= Beginning of Section =

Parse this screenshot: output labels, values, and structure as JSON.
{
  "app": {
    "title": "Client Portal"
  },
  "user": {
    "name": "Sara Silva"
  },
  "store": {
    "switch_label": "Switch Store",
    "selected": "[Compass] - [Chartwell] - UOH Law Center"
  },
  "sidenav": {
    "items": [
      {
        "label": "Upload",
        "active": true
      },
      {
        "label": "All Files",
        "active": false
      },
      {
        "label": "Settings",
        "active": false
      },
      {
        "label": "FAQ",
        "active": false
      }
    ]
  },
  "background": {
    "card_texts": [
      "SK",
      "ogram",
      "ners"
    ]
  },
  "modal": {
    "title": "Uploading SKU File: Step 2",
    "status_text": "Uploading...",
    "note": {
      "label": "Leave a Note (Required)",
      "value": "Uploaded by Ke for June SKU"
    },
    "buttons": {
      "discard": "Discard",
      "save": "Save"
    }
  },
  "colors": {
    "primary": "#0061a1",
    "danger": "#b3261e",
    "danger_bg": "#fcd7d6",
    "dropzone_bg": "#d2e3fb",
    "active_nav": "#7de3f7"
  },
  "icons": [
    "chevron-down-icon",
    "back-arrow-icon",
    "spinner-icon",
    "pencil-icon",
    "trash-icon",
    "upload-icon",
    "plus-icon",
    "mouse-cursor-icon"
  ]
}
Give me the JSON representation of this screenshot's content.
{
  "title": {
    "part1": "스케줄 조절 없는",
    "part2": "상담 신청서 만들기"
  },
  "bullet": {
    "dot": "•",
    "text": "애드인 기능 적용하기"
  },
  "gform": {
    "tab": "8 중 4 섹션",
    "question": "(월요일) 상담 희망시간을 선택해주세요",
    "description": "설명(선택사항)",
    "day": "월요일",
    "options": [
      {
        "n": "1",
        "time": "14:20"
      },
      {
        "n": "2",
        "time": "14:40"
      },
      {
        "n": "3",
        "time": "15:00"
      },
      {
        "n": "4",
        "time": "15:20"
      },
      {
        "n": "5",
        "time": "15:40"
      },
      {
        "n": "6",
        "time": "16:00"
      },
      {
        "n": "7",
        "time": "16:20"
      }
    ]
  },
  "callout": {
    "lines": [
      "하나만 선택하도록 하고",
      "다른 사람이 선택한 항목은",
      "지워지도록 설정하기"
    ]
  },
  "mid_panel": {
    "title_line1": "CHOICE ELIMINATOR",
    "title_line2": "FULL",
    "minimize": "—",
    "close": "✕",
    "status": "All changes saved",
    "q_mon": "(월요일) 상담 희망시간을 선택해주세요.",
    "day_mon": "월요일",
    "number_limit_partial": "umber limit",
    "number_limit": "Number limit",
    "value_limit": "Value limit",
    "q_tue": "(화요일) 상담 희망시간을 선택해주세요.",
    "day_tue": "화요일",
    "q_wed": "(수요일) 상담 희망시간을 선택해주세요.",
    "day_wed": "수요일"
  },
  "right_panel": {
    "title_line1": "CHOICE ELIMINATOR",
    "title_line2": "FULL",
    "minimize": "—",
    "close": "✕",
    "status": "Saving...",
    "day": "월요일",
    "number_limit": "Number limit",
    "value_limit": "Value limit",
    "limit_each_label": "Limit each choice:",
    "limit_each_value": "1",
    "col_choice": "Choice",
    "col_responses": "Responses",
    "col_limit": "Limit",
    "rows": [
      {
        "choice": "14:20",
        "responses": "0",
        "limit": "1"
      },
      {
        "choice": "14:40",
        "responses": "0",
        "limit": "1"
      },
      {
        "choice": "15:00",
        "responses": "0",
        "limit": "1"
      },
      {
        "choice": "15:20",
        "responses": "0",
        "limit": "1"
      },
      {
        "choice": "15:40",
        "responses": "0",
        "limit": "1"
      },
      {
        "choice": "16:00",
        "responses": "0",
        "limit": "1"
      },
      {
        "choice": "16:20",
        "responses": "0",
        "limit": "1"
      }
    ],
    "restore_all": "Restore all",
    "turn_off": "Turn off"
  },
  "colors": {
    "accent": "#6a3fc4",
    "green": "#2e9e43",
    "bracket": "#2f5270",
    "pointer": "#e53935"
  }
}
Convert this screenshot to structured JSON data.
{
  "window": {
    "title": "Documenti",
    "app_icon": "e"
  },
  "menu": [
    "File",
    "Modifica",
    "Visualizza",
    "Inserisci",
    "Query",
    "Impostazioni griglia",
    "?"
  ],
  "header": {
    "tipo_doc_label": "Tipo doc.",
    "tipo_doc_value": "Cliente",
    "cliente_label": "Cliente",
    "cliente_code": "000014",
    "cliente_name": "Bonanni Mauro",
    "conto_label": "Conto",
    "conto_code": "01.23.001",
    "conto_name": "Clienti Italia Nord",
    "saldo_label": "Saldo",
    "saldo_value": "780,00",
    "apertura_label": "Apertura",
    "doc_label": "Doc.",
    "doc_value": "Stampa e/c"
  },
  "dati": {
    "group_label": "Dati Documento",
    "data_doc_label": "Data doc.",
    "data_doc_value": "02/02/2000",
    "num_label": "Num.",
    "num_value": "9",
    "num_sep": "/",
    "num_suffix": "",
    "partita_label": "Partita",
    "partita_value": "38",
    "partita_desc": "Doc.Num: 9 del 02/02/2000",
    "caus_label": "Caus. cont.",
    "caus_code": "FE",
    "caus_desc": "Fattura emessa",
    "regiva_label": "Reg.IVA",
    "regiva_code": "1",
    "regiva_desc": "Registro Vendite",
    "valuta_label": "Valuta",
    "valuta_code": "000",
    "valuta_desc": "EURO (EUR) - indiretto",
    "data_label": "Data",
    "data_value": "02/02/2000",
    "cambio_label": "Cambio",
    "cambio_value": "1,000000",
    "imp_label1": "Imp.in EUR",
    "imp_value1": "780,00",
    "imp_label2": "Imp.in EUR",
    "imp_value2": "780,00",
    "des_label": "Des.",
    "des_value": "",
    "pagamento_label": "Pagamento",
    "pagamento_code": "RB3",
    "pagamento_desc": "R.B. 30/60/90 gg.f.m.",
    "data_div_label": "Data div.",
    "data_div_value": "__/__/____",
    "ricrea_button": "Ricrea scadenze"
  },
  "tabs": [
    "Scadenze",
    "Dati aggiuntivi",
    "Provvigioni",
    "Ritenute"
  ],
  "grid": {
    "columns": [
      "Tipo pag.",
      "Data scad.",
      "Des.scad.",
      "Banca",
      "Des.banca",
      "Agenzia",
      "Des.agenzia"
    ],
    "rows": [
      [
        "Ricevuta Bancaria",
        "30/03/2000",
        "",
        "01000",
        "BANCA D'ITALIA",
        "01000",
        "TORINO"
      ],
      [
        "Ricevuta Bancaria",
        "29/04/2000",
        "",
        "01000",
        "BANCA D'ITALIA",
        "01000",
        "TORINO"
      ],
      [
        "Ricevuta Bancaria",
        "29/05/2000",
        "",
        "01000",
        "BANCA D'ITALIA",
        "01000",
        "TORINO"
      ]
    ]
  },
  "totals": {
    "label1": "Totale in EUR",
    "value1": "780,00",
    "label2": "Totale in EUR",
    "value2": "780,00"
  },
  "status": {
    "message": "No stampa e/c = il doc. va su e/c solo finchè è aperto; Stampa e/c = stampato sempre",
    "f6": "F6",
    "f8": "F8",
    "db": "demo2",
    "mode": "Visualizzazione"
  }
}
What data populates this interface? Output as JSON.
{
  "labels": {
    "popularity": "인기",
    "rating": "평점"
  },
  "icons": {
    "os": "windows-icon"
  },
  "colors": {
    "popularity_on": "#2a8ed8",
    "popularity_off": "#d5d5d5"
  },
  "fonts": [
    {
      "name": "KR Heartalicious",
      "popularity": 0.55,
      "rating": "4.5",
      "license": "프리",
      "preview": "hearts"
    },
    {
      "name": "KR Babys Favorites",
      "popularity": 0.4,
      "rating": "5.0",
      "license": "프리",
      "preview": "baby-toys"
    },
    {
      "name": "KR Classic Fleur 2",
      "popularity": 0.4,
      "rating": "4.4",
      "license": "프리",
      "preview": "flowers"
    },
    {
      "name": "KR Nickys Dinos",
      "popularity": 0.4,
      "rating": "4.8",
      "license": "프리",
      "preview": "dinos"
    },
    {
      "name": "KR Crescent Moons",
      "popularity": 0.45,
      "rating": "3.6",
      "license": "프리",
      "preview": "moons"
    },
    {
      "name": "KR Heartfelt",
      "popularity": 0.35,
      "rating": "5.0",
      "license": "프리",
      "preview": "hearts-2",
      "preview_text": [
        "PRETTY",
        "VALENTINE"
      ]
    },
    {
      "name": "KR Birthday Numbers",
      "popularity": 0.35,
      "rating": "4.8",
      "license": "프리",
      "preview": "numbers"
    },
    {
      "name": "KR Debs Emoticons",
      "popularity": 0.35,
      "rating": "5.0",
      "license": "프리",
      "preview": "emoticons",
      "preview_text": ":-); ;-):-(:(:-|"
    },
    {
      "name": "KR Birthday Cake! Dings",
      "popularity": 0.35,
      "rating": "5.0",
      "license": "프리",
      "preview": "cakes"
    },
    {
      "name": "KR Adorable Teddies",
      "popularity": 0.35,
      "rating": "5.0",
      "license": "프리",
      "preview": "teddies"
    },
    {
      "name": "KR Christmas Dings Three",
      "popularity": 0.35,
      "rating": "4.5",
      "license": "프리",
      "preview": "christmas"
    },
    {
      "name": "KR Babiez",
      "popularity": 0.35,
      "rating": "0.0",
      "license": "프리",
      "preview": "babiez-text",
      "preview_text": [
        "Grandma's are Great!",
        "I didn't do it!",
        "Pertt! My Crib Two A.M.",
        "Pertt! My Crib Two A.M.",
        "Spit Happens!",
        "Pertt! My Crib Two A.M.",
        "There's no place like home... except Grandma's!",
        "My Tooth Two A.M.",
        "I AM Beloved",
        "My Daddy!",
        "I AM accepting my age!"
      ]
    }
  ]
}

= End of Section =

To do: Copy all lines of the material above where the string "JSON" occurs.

Reply to the task:
Parse this screenshot: output labels, values, and structure as JSON.
Give me the JSON representation of this screenshot's content.
Convert this screenshot to structured JSON data.
What data populates this interface? Output as JSON.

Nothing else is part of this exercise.